• **Problem description**
The data below should be copied out exactly, with its pictures omitted.

....................

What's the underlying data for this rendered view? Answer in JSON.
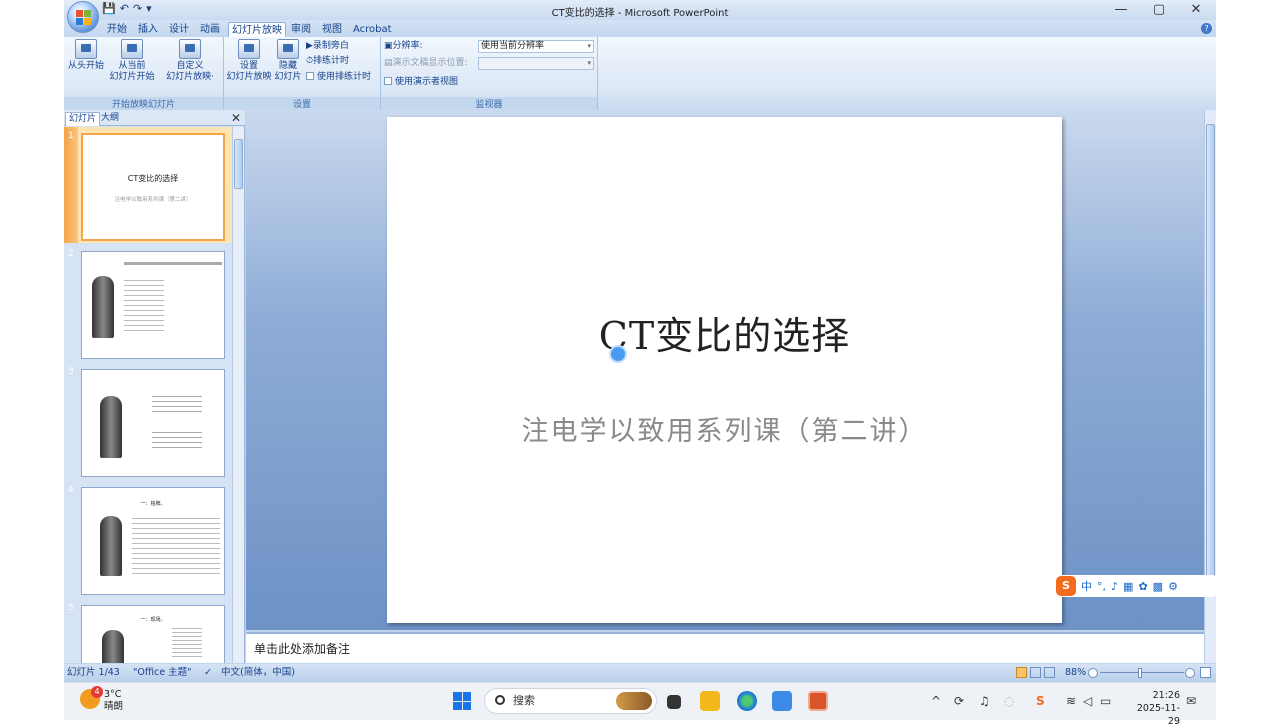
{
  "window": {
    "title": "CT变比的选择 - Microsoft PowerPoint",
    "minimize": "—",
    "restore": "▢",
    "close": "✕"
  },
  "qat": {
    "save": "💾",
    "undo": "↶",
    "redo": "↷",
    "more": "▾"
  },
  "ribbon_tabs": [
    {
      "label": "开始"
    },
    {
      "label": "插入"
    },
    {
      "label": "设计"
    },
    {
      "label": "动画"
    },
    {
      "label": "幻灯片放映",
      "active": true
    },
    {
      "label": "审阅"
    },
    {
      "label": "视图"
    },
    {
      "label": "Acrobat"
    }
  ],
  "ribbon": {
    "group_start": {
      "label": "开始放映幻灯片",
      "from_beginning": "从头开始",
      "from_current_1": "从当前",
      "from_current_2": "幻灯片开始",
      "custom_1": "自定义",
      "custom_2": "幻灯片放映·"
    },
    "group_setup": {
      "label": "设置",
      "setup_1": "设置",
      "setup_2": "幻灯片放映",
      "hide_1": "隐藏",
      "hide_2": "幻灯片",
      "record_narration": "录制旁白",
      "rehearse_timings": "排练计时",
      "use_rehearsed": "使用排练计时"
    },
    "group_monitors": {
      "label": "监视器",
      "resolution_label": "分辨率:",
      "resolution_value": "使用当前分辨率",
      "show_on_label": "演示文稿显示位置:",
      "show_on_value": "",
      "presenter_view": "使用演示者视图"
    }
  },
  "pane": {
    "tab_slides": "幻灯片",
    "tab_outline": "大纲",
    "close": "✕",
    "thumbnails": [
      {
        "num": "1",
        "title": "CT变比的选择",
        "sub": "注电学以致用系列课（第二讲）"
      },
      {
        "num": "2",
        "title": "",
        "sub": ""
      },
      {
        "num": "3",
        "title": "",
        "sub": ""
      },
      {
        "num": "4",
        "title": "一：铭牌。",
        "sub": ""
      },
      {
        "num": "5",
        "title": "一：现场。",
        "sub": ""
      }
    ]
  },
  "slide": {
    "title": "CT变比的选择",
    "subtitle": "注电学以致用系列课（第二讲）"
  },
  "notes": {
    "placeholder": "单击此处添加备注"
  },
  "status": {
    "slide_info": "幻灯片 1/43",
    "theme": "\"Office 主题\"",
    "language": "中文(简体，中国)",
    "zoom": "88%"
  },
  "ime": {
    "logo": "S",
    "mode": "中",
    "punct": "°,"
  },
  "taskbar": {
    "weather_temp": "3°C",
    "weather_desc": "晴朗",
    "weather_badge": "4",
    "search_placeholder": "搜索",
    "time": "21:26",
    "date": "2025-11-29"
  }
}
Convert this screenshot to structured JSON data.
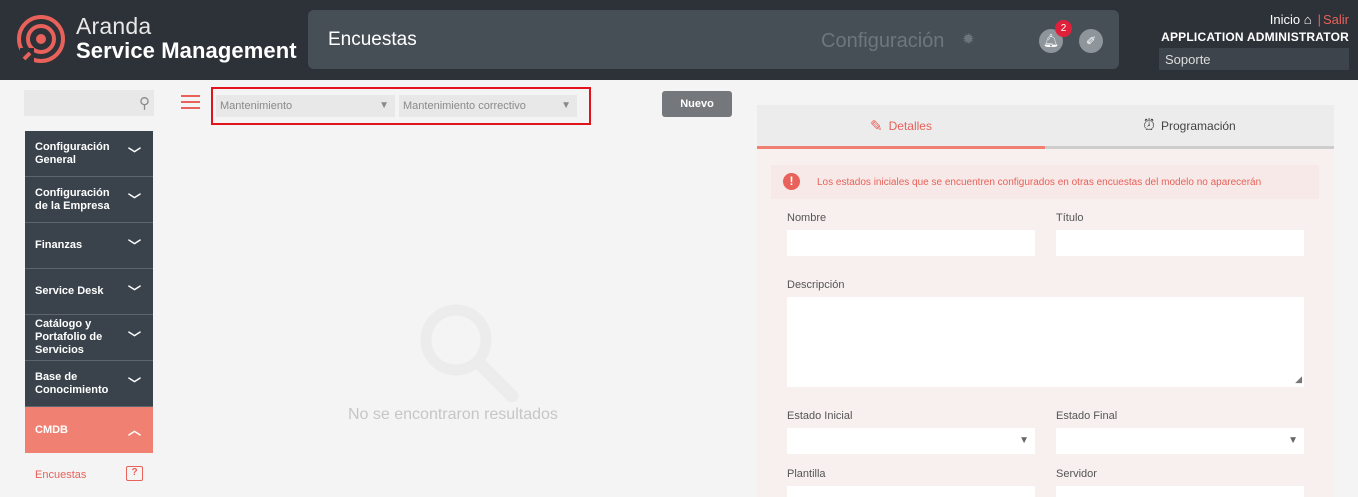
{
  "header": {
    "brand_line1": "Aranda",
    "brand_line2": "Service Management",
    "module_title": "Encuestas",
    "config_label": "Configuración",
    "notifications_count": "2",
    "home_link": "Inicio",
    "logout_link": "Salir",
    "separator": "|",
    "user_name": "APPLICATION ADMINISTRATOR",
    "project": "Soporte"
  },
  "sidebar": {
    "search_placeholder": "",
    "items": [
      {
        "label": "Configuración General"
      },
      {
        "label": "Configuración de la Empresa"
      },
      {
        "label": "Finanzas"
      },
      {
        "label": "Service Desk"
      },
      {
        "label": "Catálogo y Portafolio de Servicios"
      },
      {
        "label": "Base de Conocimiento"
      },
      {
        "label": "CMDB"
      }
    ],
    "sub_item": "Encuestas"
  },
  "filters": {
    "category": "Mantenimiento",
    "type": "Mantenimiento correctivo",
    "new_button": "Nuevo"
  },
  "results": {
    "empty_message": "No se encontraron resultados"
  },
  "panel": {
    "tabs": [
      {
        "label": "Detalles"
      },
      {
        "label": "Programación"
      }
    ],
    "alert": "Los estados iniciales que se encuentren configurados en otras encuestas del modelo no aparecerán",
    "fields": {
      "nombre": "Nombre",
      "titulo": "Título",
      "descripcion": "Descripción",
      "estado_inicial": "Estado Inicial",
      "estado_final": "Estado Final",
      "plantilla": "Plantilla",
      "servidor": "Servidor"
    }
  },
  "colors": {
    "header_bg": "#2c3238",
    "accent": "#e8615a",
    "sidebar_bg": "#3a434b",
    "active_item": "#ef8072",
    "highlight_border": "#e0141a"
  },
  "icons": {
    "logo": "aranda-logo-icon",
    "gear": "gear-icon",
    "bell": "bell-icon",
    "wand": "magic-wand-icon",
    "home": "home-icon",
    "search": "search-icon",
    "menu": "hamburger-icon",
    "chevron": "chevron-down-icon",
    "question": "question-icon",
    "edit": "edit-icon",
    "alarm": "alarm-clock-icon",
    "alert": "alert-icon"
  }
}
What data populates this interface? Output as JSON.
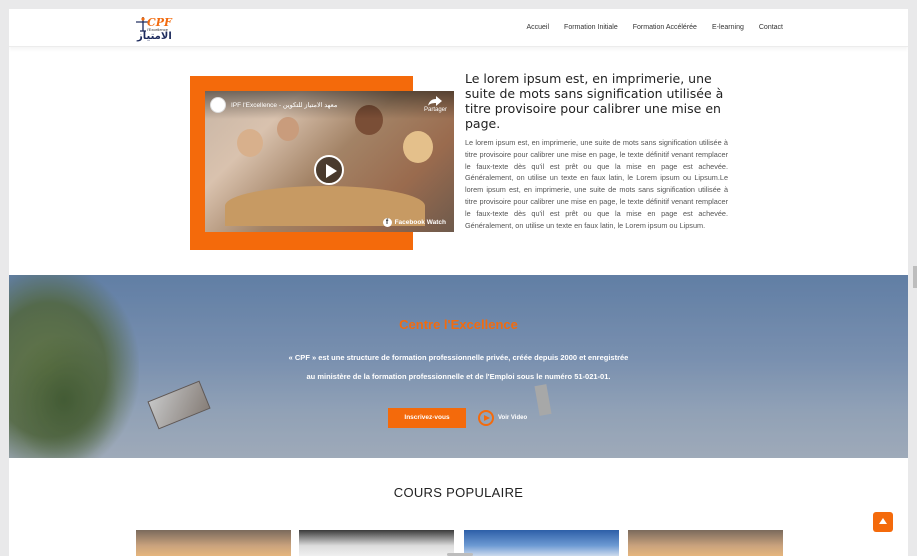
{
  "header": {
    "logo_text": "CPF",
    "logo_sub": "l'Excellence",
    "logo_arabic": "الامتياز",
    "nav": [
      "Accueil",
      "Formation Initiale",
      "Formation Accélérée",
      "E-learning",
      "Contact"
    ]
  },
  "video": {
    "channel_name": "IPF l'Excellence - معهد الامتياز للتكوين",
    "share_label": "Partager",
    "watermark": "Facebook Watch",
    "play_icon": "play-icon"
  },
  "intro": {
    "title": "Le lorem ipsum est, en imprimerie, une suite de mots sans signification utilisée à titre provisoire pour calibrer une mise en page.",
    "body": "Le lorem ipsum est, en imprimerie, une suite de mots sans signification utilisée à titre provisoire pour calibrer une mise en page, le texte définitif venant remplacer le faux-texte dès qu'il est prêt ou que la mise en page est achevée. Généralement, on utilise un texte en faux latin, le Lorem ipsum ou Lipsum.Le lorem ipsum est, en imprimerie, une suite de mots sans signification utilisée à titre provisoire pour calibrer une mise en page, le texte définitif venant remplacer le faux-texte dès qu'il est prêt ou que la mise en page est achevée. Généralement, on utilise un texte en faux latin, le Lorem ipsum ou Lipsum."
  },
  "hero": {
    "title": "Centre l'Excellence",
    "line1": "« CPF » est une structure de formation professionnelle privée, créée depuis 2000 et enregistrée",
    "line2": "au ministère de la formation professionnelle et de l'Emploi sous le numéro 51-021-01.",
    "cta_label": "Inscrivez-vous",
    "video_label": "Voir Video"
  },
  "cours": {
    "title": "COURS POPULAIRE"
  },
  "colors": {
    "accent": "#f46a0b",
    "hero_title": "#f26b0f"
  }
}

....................

• **Response**
What's the underlying data for this rendered view? Answer in JSON.
{
  "window": {
    "title": "CT变比的选择 - Microsoft PowerPoint",
    "minimize": "—",
    "restore": "▢",
    "close": "✕"
  },
  "qat": {
    "save": "💾",
    "undo": "↶",
    "redo": "↷",
    "more": "▾"
  },
  "ribbon_tabs": [
    {
      "label": "开始"
    },
    {
      "label": "插入"
    },
    {
      "label": "设计"
    },
    {
      "label": "动画"
    },
    {
      "label": "幻灯片放映",
      "active": true
    },
    {
      "label": "审阅"
    },
    {
      "label": "视图"
    },
    {
      "label": "Acrobat"
    }
  ],
  "ribbon": {
    "group_start": {
      "label": "开始放映幻灯片",
      "from_beginning": "从头开始",
      "from_current_1": "从当前",
      "from_current_2": "幻灯片开始",
      "custom_1": "自定义",
      "custom_2": "幻灯片放映·"
    },
    "group_setup": {
      "label": "设置",
      "setup_1": "设置",
      "setup_2": "幻灯片放映",
      "hide_1": "隐藏",
      "hide_2": "幻灯片",
      "record_narration": "录制旁白",
      "rehearse_timings": "排练计时",
      "use_rehearsed": "使用排练计时"
    },
    "group_monitors": {
      "label": "监视器",
      "resolution_label": "分辨率:",
      "resolution_value": "使用当前分辨率",
      "show_on_label": "演示文稿显示位置:",
      "show_on_value": "",
      "presenter_view": "使用演示者视图"
    }
  },
  "pane": {
    "tab_slides": "幻灯片",
    "tab_outline": "大纲",
    "close": "✕",
    "thumbnails": [
      {
        "num": "1",
        "title": "CT变比的选择",
        "sub": "注电学以致用系列课（第二讲）"
      },
      {
        "num": "2",
        "title": "",
        "sub": ""
      },
      {
        "num": "3",
        "title": "",
        "sub": ""
      },
      {
        "num": "4",
        "title": "一：铭牌。",
        "sub": ""
      },
      {
        "num": "5",
        "title": "一：现场。",
        "sub": ""
      }
    ]
  },
  "slide": {
    "title": "CT变比的选择",
    "subtitle": "注电学以致用系列课（第二讲）"
  },
  "notes": {
    "placeholder": "单击此处添加备注"
  },
  "status": {
    "slide_info": "幻灯片 1/43",
    "theme": "\"Office 主题\"",
    "language": "中文(简体，中国)",
    "zoom": "88%"
  },
  "ime": {
    "logo": "S",
    "mode": "中",
    "punct": "°,"
  },
  "taskbar": {
    "weather_temp": "3°C",
    "weather_desc": "晴朗",
    "weather_badge": "4",
    "search_placeholder": "搜索",
    "time": "21:26",
    "date": "2025-11-29"
  }
}
Convert this screenshot to structured JSON data.
{
  "header": {
    "brand_line1": "Aranda",
    "brand_line2": "Service Management",
    "module_title": "Encuestas",
    "config_label": "Configuración",
    "notifications_count": "2",
    "home_link": "Inicio",
    "logout_link": "Salir",
    "separator": "|",
    "user_name": "APPLICATION ADMINISTRATOR",
    "project": "Soporte"
  },
  "sidebar": {
    "search_placeholder": "",
    "items": [
      {
        "label": "Configuración General"
      },
      {
        "label": "Configuración de la Empresa"
      },
      {
        "label": "Finanzas"
      },
      {
        "label": "Service Desk"
      },
      {
        "label": "Catálogo y Portafolio de Servicios"
      },
      {
        "label": "Base de Conocimiento"
      },
      {
        "label": "CMDB"
      }
    ],
    "sub_item": "Encuestas"
  },
  "filters": {
    "category": "Mantenimiento",
    "type": "Mantenimiento correctivo",
    "new_button": "Nuevo"
  },
  "results": {
    "empty_message": "No se encontraron resultados"
  },
  "panel": {
    "tabs": [
      {
        "label": "Detalles"
      },
      {
        "label": "Programación"
      }
    ],
    "alert": "Los estados iniciales que se encuentren configurados en otras encuestas del modelo no aparecerán",
    "fields": {
      "nombre": "Nombre",
      "titulo": "Título",
      "descripcion": "Descripción",
      "estado_inicial": "Estado Inicial",
      "estado_final": "Estado Final",
      "plantilla": "Plantilla",
      "servidor": "Servidor"
    }
  },
  "colors": {
    "header_bg": "#2c3238",
    "accent": "#e8615a",
    "sidebar_bg": "#3a434b",
    "active_item": "#ef8072",
    "highlight_border": "#e0141a"
  },
  "icons": {
    "logo": "aranda-logo-icon",
    "gear": "gear-icon",
    "bell": "bell-icon",
    "wand": "magic-wand-icon",
    "home": "home-icon",
    "search": "search-icon",
    "menu": "hamburger-icon",
    "chevron": "chevron-down-icon",
    "question": "question-icon",
    "edit": "edit-icon",
    "alarm": "alarm-clock-icon",
    "alert": "alert-icon"
  }
}
What data populates this interface? Output as JSON.
{
  "header": {
    "logo_text": "CPF",
    "logo_sub": "l'Excellence",
    "logo_arabic": "الامتياز",
    "nav": [
      "Accueil",
      "Formation Initiale",
      "Formation Accélérée",
      "E-learning",
      "Contact"
    ]
  },
  "video": {
    "channel_name": "IPF l'Excellence - معهد الامتياز للتكوين",
    "share_label": "Partager",
    "watermark": "Facebook Watch",
    "play_icon": "play-icon"
  },
  "intro": {
    "title": "Le lorem ipsum est, en imprimerie, une suite de mots sans signification utilisée à titre provisoire pour calibrer une mise en page.",
    "body": "Le lorem ipsum est, en imprimerie, une suite de mots sans signification utilisée à titre provisoire pour calibrer une mise en page, le texte définitif venant remplacer le faux-texte dès qu'il est prêt ou que la mise en page est achevée. Généralement, on utilise un texte en faux latin, le Lorem ipsum ou Lipsum.Le lorem ipsum est, en imprimerie, une suite de mots sans signification utilisée à titre provisoire pour calibrer une mise en page, le texte définitif venant remplacer le faux-texte dès qu'il est prêt ou que la mise en page est achevée. Généralement, on utilise un texte en faux latin, le Lorem ipsum ou Lipsum."
  },
  "hero": {
    "title": "Centre l'Excellence",
    "line1": "« CPF » est une structure de formation professionnelle privée, créée depuis 2000 et enregistrée",
    "line2": "au ministère de la formation professionnelle et de l'Emploi sous le numéro 51-021-01.",
    "cta_label": "Inscrivez-vous",
    "video_label": "Voir Video"
  },
  "cours": {
    "title": "COURS POPULAIRE"
  },
  "colors": {
    "accent": "#f46a0b",
    "hero_title": "#f26b0f"
  }
}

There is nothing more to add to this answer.